The question I heard so many times over the last few months as we planned the convention is why, if the virtual world is so powerful, do people want to come together in person in the first place? The answer isn’t so simple, but it has something to do with the fact that those of us living simultaneously in the metaverse and the physical world are living complicated lives. Life itself has no guidebook, but virtual life has even less of one, and there is something inordinately powerful about being in the presence of hundreds of other pioneers in this space who know on a deep level some of the challenges you yourself have faced.
Laughing hysterically with Beyers Sellers..
Image courtesy Imjsthere4fun
Second Life is a platform, a technology, a tool. But it gave us a glimpse of the future, and in one way or another has forced all of us who have immersed ourselves deeply to ask fundamental questions with a new perspective – Who am I? Who is Fleep? Who do I want to be if I can be anything? What is real? What is virtual? What do all these technological changes mean for the future – for me, for society? And where is this all going, anyway, this platform called Second Life, and this concept we call the metaverse? Is it stalling? Is the vision we shared breaking apart or are we just hitting some stumbling blocks?
AvaCon board meeting at PF Chang’s on Thursday…
Fleep Tuque, Misty Rhodes, Peter Imari, Rhiannon Chatnoir
My personal goal for SLCC was to provide a space for that conversation to take place. Nothing more, nothing less. All we needed was a place to sleep, a place to eat, and a place to talk.

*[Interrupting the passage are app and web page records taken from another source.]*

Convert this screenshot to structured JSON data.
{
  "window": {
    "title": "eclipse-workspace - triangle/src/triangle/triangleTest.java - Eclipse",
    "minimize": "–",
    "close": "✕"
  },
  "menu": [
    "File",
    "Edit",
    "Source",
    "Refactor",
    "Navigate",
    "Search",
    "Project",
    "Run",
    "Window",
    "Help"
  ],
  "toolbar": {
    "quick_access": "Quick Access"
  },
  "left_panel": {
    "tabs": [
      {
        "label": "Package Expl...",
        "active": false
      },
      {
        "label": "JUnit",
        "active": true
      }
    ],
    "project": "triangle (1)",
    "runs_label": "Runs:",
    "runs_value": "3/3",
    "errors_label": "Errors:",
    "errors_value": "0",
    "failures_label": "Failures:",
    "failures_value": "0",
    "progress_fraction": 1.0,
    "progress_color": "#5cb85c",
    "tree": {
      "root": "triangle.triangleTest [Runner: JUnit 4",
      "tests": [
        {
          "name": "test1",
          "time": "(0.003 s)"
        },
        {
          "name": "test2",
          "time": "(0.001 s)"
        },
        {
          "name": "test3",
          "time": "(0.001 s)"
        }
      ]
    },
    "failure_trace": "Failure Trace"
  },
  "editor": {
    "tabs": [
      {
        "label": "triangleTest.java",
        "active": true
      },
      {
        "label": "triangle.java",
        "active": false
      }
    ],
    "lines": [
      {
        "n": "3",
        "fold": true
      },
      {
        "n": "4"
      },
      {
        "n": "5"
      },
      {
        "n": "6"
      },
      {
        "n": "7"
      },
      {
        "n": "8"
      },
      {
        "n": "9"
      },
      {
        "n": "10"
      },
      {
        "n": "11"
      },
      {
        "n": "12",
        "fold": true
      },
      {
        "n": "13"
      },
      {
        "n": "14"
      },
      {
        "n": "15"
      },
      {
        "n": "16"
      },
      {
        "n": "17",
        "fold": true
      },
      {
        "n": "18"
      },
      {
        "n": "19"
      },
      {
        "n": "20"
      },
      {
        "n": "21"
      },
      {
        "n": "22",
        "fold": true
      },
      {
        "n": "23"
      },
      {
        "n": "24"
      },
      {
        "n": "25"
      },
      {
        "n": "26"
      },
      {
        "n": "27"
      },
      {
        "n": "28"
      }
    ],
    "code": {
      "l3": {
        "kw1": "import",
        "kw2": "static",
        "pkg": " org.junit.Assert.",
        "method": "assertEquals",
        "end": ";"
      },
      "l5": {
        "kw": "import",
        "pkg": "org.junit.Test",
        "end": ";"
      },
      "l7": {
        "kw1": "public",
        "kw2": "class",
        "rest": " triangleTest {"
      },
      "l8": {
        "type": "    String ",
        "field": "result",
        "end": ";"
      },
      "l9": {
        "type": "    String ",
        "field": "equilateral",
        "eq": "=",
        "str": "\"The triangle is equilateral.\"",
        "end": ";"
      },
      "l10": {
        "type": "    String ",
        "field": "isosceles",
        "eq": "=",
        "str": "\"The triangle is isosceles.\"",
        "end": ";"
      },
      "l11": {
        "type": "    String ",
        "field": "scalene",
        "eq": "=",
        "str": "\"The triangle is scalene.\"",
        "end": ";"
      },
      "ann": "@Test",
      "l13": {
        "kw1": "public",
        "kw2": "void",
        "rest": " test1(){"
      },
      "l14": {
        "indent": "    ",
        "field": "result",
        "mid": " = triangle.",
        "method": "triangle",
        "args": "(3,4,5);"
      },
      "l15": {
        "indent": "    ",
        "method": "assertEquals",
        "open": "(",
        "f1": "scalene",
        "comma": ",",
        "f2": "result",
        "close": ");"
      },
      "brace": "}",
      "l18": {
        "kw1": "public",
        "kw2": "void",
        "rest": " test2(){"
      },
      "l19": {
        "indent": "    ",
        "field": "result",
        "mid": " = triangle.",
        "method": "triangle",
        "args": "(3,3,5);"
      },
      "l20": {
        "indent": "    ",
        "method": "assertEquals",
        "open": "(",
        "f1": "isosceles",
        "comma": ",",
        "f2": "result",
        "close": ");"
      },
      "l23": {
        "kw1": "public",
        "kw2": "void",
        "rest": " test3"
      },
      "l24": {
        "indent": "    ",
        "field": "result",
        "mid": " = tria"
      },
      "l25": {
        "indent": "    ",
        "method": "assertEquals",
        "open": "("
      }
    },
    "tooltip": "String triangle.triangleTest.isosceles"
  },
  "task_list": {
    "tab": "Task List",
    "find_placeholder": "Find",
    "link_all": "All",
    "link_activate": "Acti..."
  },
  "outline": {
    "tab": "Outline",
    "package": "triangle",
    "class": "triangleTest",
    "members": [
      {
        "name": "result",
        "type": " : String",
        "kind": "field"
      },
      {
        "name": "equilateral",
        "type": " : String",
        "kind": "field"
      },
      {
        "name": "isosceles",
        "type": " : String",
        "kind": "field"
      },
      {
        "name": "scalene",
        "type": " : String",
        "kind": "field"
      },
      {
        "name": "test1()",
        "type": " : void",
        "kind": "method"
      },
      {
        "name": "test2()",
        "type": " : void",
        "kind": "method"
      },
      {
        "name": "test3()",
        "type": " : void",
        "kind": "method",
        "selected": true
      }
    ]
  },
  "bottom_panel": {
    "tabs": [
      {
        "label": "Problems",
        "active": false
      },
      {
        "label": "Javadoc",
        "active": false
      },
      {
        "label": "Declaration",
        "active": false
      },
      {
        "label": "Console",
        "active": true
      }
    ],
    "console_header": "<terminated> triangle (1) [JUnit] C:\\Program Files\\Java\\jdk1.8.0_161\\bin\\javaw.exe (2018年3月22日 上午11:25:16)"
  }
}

It didn’t have to be fancy or out of the box, indeed there wasn’t time for that, and the end result was a very conventional convention with some very unconventionally wonderful people. I think for this year, that was enough, for us to see each other in the flesh, to know that these deeper questions that drive us to put up with the lag and the deficiencies of the platform are not the result of some madness unique to ourselves, but a madness shared by many to understand what the future holds and hopefully to help shape it.

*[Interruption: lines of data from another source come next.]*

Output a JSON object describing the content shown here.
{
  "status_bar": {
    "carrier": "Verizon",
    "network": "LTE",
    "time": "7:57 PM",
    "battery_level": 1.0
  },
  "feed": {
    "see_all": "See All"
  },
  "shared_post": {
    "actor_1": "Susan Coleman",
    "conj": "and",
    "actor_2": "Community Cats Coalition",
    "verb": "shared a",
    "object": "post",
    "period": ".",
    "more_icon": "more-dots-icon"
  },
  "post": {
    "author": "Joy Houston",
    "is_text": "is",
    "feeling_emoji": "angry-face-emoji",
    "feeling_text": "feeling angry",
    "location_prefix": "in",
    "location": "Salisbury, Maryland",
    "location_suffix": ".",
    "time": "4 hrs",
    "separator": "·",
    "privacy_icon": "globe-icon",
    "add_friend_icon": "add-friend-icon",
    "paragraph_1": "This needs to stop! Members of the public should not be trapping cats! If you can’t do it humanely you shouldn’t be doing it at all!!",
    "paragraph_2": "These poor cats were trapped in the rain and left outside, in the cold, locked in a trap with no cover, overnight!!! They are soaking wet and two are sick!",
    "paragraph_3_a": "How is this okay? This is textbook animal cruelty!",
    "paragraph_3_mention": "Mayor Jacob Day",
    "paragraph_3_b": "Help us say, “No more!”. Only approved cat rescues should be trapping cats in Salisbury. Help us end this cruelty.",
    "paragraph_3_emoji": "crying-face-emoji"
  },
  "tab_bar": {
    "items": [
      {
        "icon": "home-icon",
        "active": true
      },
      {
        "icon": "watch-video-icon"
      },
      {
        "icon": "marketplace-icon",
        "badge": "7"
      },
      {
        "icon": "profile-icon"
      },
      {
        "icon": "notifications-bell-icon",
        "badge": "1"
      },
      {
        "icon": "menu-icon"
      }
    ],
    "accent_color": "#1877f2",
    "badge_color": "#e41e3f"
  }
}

Hugs from Dirk McKeenan at the Avatar Ball.
Image courtesy Debi Latte
And for all those who helped make the conversation possible this year, in world or in Boston, on the web and in Twitter, I hope you feel as I do on the other side of SLCC10:
The community is as strong as ever. Second Life, and the people who make it meaningful, aren’t dead by a long shot.
The vagaries of a particular platform are like the vagaries of the weather, something we must deal with but that doesn’t control our destiny unless we let it.
The future of the metaverse is as exciting today as it was five, ten years ago.
I can’t even think too much of next year right now, I’m too tired. 🙂 But I hope we can do an even better job facilitating that conversation in 2011. Thank you to everyone who made it possible and I hope you’ll join us next time around.